How will I be taught?
As a Birmingham student, you have the privilege of learning from world-leading experts in their fields. Our approach to the study of Theology is to learn to look at many different sides to a question and at the very wide range of approaches which may be explored. Irrespective of your starting-point or presuppositions, you will need to examine and test prejudices of all kinds, sympathetically considering other points of view. So be prepared for your own views to be challenged; to think, discuss and engage critically with the subject, and to find things out for yourself. It is likely to be a new way of working for you, but we will help you to make the transition and you will soon be benefiting from some of the most highly regarded teaching in this subject in the country.
From the outset, you will be assigned your own Personal Tutor who will get to know you as you progress through your studies, providing academic and welfare advice, encouraging you and offering assistance in any areas you may feel you need extra support to make the most of your potential and your time here at Birmingham.
Student Mentor and Buddy Scheme, and Peer- Assisted Support Sessions
Our enthusiastic established students act as mentors to our new Theology students. This provides you with a friendly face to help you settle in. You will also be supported by Peer-Assisted Support Sessions, knownas PASS, which are weekly study groups run by established students who have already successfully completed the module you are studying.
Academic Writing Advisory Service
The Academic Writing Advisory Service (AWAS) will provide you with individual support from an academic writing advisor and postgraduate subject-specialist writing tutors. You will receive guidance on writing essays and dissertations at University-level which can be quite different from your previous experiences of writing. Support is given in a variety of ways, such as small-group workshops, online activities, feedback through email and tutorials.
We offer relatively high levels of contact time with academic staff, including guaranteed tutorial time each week.
Lectures are valuable opportunities for you to be taught and inspired by someone who is both an expert in the field and research active. Lectures include interaction, with frequent opportunities for discussion, and question-and-answer sessions.

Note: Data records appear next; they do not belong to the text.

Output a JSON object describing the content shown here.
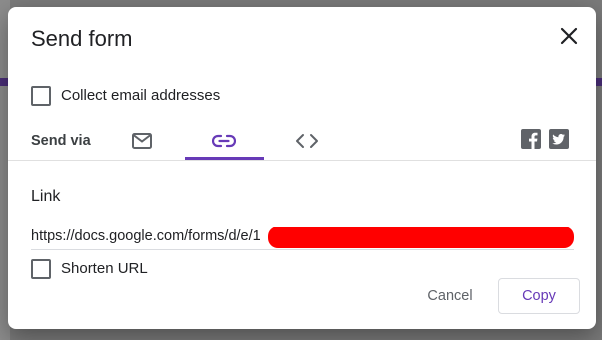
{
  "dialog": {
    "title": "Send form",
    "close_icon": "close-icon"
  },
  "options": {
    "collect_email_label": "Collect email addresses",
    "collect_email_checked": false
  },
  "send_via": {
    "label": "Send via",
    "tabs": [
      {
        "name": "email",
        "icon": "mail-icon",
        "selected": false
      },
      {
        "name": "link",
        "icon": "link-icon",
        "selected": true
      },
      {
        "name": "embed",
        "icon": "code-icon",
        "selected": false
      }
    ],
    "social": [
      {
        "name": "facebook",
        "icon": "facebook-icon"
      },
      {
        "name": "twitter",
        "icon": "twitter-icon"
      }
    ],
    "accent_color": "#673ab7"
  },
  "link_section": {
    "heading": "Link",
    "url_visible": "https://docs.google.com/forms/d/e/1",
    "shorten_label": "Shorten URL",
    "shorten_checked": false
  },
  "actions": {
    "cancel_label": "Cancel",
    "copy_label": "Copy"
  }
}
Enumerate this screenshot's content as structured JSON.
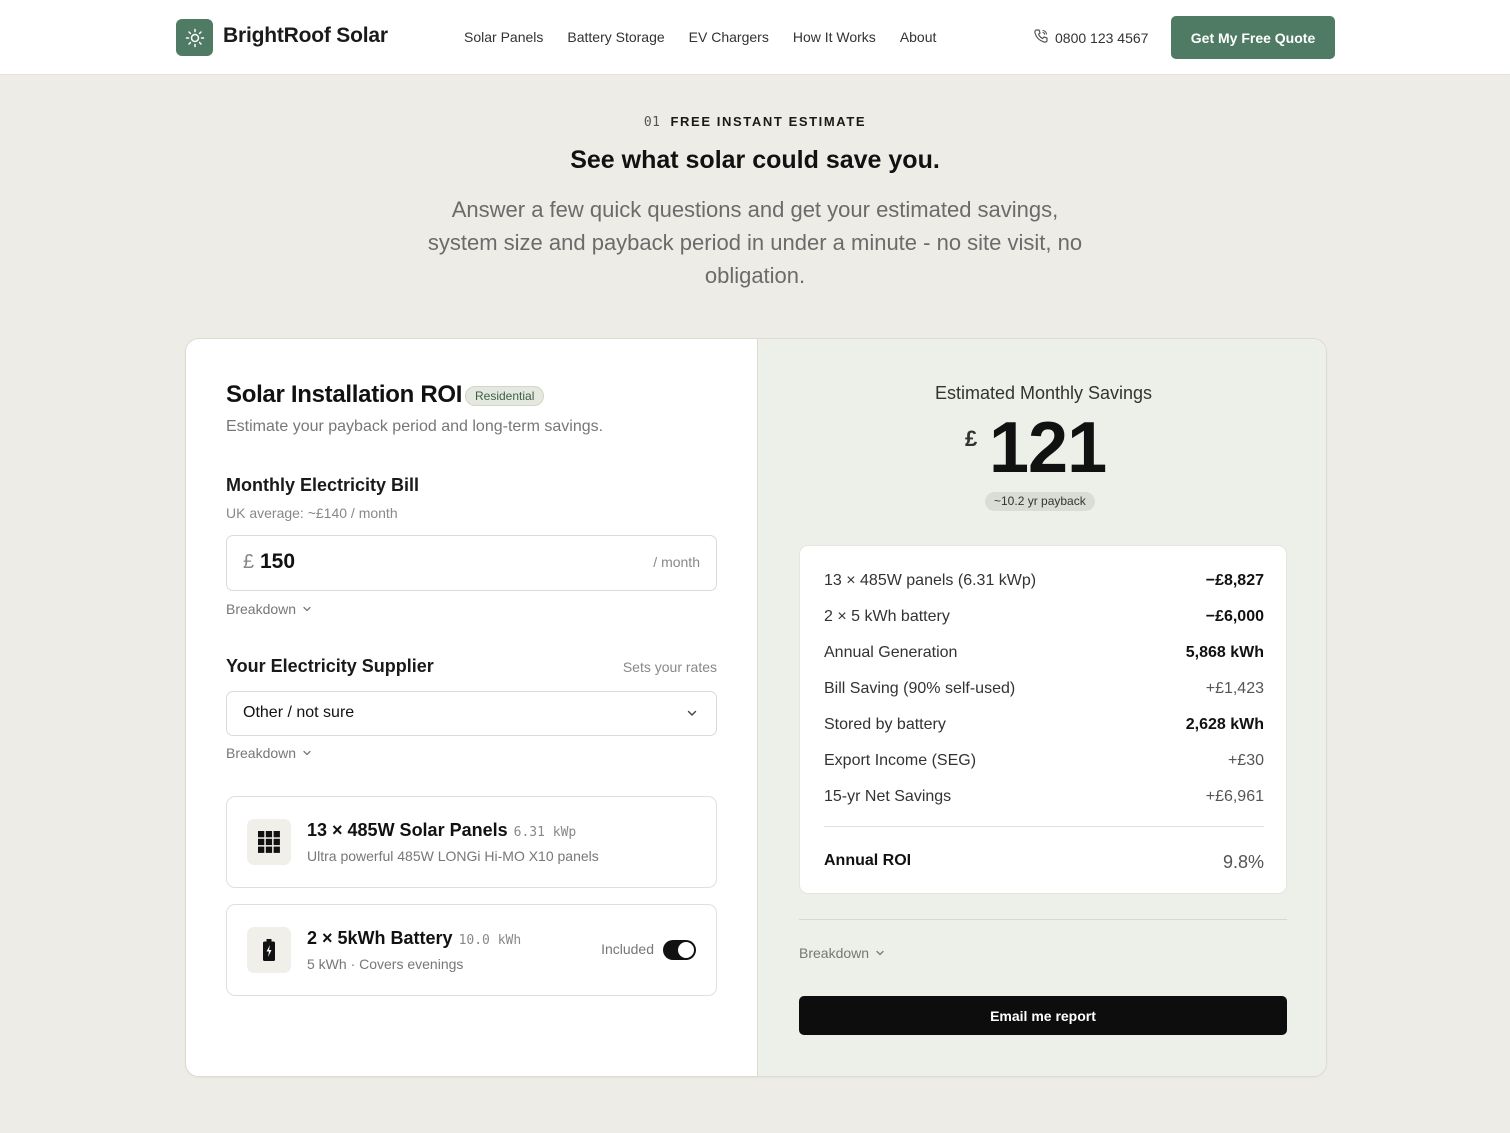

Tutorials and small group sessions run alongside lectures in some modules, providing you with an opportunity to prepare individual presentations, debate a topic and analyse primary sources in depth. This will give you a toolbox of transferrable skills. All tutorials and group sessions require advance preparation and active student participation.
Supervised self study. In your final year you will undertake your dissertation, a substantial piece of independent research. We support you in this through one-on-one supervisions with a tutor who will be an academic expert in your chosen topic
Virtual Learning Environment (VLE) is an excellent tool for supporting our academic modules, allowing you to share throughts on assignments with other students via the discussion group facilities, and even submit your work electronically.
Enquiry Based Learning (EBL) means that learning is driven by the shared enquiry of students and tutors. This places you, the student, at the centre of your own degree: you learn through involvement and ownership, not simply by being a passive recipient of information. We believe that this is the best way of learning while you are at Birmingham as it is very effective in enabling you to acquire the key skills and attributes that are valued by employers: creative and independent thinking, self-motivation, self-organisation, team-working, goal-setting and problem-solving.
Studying at degree-level is likely to be very different from your previous experience of learning and teaching; you will be expected to think, discuss and engage critically with the subject, and find things out for yourself. We will enable you to make the change to this new style of learning, and the way that you are assessed during your studies will help you develop the essential skills you need to make a success of your time here at Birmingham.
During your first year you will part take in a formal review discussion with your personal tutor to see how you are getting on and whether there are particular areas where you need support.
At the beginning of each module you will be given information on how and when you will be assessed for that particular programme of study. Most modules are assessed by one or two essays, often of between 2,500 and 3,000 words, though some modules have a 90-minute examination as well. Full three-hour formal exams are quite rare but are used on occasion. We do also rely on other assessment tasks such as multimedia portfolios, presentations, reflective practice assessments, blogs and take-home exam papers, making sure in each case that you have an excellent opportunity for demonstrating your knowledge and skills.
In our Department we use assessment as a tool for learning much more than just a way of measuring performance. So in many modules you will have both formal and informal opportunities for feedback on your performance. In fact, our feedback for formal assessment exercises has frequently been praised by our external examiners for being comprehensive, constructive and offering clear and specific suggestions for future improvements. You will receive feedback on each assessment task within four weeks.